§ Exercise prompt: Type out the whole listing again exactly, pictures omitted.

════════════════════

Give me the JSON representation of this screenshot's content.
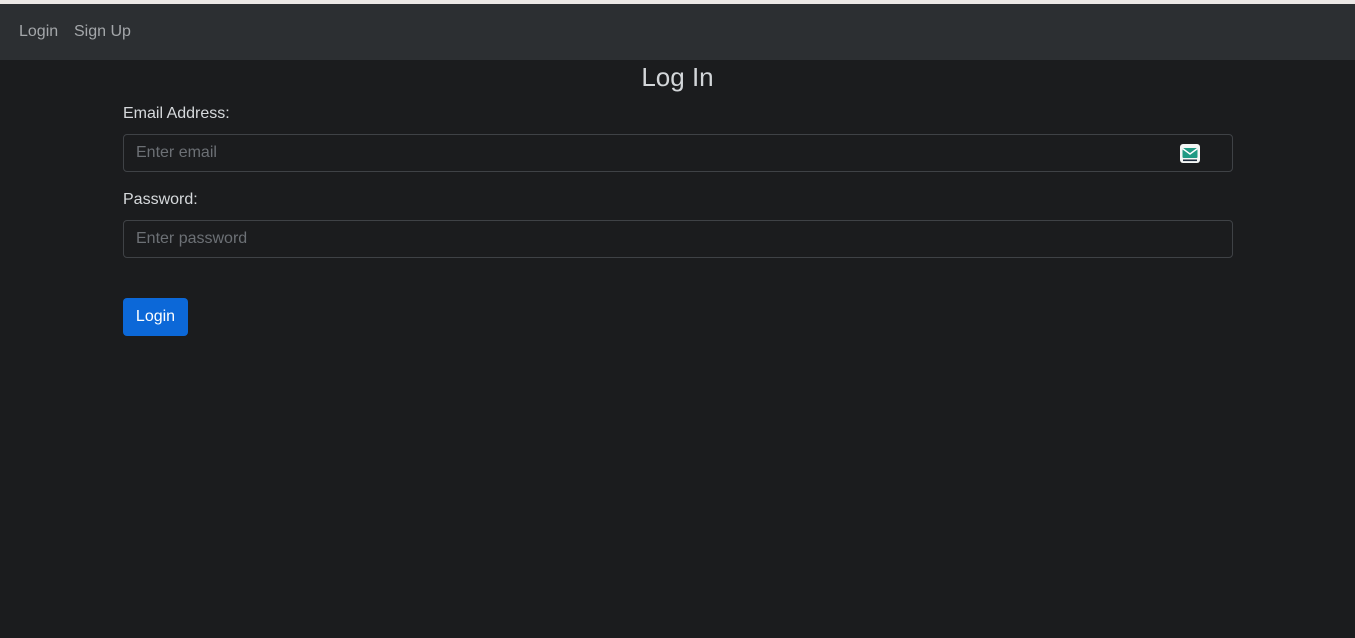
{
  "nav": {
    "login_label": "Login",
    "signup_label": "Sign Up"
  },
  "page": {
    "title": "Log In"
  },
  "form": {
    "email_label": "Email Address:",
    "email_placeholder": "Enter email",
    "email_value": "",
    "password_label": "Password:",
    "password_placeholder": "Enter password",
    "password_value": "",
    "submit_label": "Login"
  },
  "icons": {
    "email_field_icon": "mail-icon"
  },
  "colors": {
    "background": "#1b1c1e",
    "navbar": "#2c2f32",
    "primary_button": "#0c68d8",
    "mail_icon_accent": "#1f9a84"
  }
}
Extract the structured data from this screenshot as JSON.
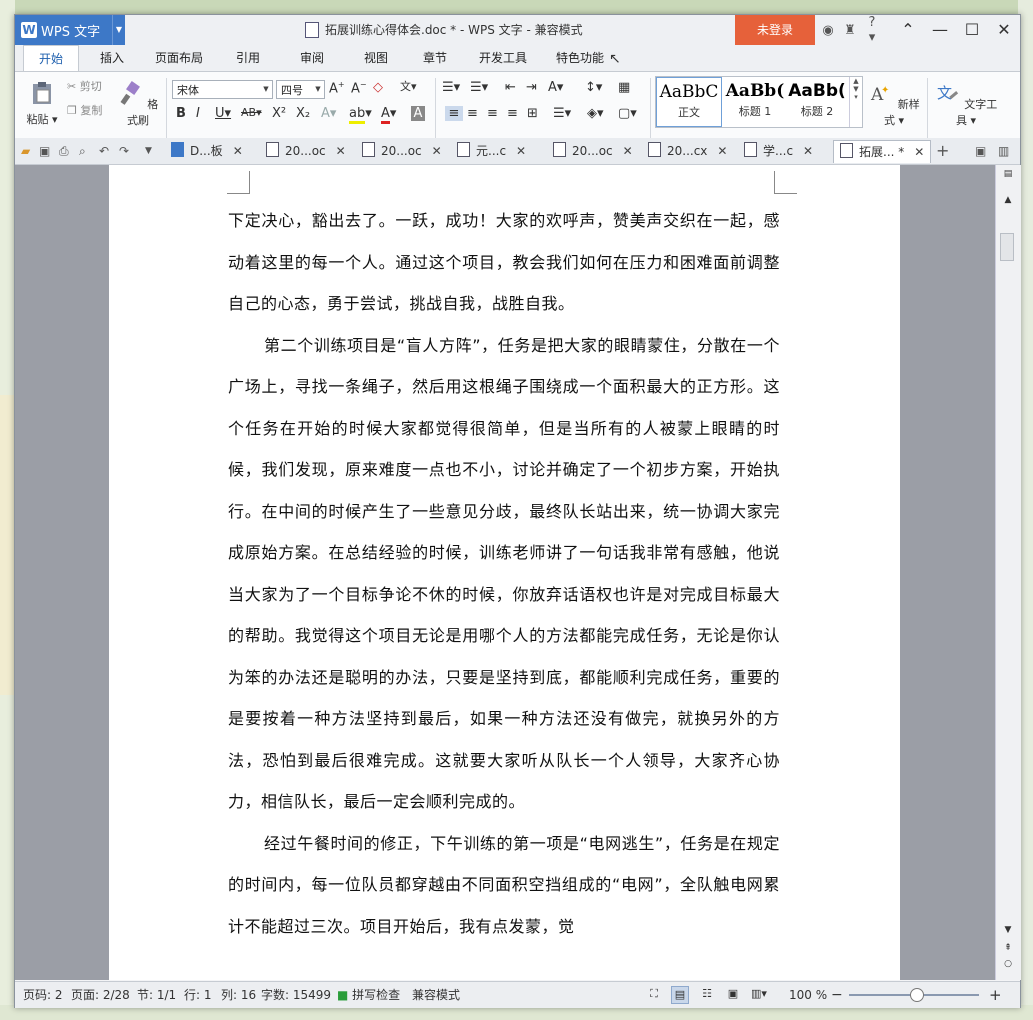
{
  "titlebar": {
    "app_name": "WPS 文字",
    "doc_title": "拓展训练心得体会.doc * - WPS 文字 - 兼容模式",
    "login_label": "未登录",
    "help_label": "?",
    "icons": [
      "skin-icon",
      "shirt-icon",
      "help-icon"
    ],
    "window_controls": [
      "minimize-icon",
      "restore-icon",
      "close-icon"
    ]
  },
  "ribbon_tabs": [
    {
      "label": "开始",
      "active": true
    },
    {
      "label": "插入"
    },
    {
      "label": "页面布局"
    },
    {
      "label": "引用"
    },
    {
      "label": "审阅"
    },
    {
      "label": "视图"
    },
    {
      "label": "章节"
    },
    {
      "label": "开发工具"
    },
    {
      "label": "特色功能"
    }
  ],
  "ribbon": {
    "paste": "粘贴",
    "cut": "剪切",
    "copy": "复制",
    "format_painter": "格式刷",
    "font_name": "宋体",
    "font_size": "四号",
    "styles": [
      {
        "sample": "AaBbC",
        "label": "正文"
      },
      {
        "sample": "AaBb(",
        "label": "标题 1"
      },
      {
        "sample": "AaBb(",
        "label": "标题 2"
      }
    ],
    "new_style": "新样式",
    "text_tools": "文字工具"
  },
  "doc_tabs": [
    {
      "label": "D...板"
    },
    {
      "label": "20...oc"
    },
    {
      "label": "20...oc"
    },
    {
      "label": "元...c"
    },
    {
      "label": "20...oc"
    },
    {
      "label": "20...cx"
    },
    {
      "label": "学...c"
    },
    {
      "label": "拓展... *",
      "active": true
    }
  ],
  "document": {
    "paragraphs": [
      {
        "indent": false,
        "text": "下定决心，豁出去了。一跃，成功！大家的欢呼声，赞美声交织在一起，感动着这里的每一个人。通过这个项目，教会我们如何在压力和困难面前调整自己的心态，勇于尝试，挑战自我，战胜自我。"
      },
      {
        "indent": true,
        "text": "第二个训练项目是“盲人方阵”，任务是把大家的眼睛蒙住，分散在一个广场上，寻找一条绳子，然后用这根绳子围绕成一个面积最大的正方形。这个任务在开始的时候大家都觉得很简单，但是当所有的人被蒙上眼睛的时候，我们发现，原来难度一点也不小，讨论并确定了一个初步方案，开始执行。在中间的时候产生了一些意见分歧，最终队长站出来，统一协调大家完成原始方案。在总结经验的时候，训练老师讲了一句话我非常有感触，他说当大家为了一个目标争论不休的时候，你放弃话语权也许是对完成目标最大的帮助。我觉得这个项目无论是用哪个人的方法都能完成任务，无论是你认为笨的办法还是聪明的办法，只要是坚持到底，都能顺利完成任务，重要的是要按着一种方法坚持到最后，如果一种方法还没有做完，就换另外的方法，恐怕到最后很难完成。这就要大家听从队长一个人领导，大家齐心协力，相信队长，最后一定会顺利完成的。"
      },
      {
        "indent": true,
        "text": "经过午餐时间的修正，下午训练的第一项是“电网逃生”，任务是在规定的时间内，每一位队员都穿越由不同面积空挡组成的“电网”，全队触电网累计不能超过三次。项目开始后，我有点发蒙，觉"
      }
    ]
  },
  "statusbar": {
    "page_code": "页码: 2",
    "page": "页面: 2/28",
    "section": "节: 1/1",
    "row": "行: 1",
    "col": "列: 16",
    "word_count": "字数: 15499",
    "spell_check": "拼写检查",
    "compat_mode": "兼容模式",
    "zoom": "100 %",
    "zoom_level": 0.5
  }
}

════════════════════

§ Answer for the task:
Give me the JSON representation of this screenshot's content.
{
  "nav": {
    "login_label": "Login",
    "signup_label": "Sign Up"
  },
  "page": {
    "title": "Log In"
  },
  "form": {
    "email_label": "Email Address:",
    "email_placeholder": "Enter email",
    "email_value": "",
    "password_label": "Password:",
    "password_placeholder": "Enter password",
    "password_value": "",
    "submit_label": "Login"
  },
  "icons": {
    "email_field_icon": "mail-icon"
  },
  "colors": {
    "background": "#1b1c1e",
    "navbar": "#2c2f32",
    "primary_button": "#0c68d8",
    "mail_icon_accent": "#1f9a84"
  }
}
Extract the structured data from this screenshot as JSON.
{
  "titlebar": {
    "app_name": "WPS 文字",
    "doc_title": "拓展训练心得体会.doc * - WPS 文字 - 兼容模式",
    "login_label": "未登录",
    "help_label": "?",
    "icons": [
      "skin-icon",
      "shirt-icon",
      "help-icon"
    ],
    "window_controls": [
      "minimize-icon",
      "restore-icon",
      "close-icon"
    ]
  },
  "ribbon_tabs": [
    {
      "label": "开始",
      "active": true
    },
    {
      "label": "插入"
    },
    {
      "label": "页面布局"
    },
    {
      "label": "引用"
    },
    {
      "label": "审阅"
    },
    {
      "label": "视图"
    },
    {
      "label": "章节"
    },
    {
      "label": "开发工具"
    },
    {
      "label": "特色功能"
    }
  ],
  "ribbon": {
    "paste": "粘贴",
    "cut": "剪切",
    "copy": "复制",
    "format_painter": "格式刷",
    "font_name": "宋体",
    "font_size": "四号",
    "styles": [
      {
        "sample": "AaBbC",
        "label": "正文"
      },
      {
        "sample": "AaBb(",
        "label": "标题 1"
      },
      {
        "sample": "AaBb(",
        "label": "标题 2"
      }
    ],
    "new_style": "新样式",
    "text_tools": "文字工具"
  },
  "doc_tabs": [
    {
      "label": "D...板"
    },
    {
      "label": "20...oc"
    },
    {
      "label": "20...oc"
    },
    {
      "label": "元...c"
    },
    {
      "label": "20...oc"
    },
    {
      "label": "20...cx"
    },
    {
      "label": "学...c"
    },
    {
      "label": "拓展... *",
      "active": true
    }
  ],
  "document": {
    "paragraphs": [
      {
        "indent": false,
        "text": "下定决心，豁出去了。一跃，成功！大家的欢呼声，赞美声交织在一起，感动着这里的每一个人。通过这个项目，教会我们如何在压力和困难面前调整自己的心态，勇于尝试，挑战自我，战胜自我。"
      },
      {
        "indent": true,
        "text": "第二个训练项目是“盲人方阵”，任务是把大家的眼睛蒙住，分散在一个广场上，寻找一条绳子，然后用这根绳子围绕成一个面积最大的正方形。这个任务在开始的时候大家都觉得很简单，但是当所有的人被蒙上眼睛的时候，我们发现，原来难度一点也不小，讨论并确定了一个初步方案，开始执行。在中间的时候产生了一些意见分歧，最终队长站出来，统一协调大家完成原始方案。在总结经验的时候，训练老师讲了一句话我非常有感触，他说当大家为了一个目标争论不休的时候，你放弃话语权也许是对完成目标最大的帮助。我觉得这个项目无论是用哪个人的方法都能完成任务，无论是你认为笨的办法还是聪明的办法，只要是坚持到底，都能顺利完成任务，重要的是要按着一种方法坚持到最后，如果一种方法还没有做完，就换另外的方法，恐怕到最后很难完成。这就要大家听从队长一个人领导，大家齐心协力，相信队长，最后一定会顺利完成的。"
      },
      {
        "indent": true,
        "text": "经过午餐时间的修正，下午训练的第一项是“电网逃生”，任务是在规定的时间内，每一位队员都穿越由不同面积空挡组成的“电网”，全队触电网累计不能超过三次。项目开始后，我有点发蒙，觉"
      }
    ]
  },
  "statusbar": {
    "page_code": "页码: 2",
    "page": "页面: 2/28",
    "section": "节: 1/1",
    "row": "行: 1",
    "col": "列: 16",
    "word_count": "字数: 15499",
    "spell_check": "拼写检查",
    "compat_mode": "兼容模式",
    "zoom": "100 %",
    "zoom_level": 0.5
  }
}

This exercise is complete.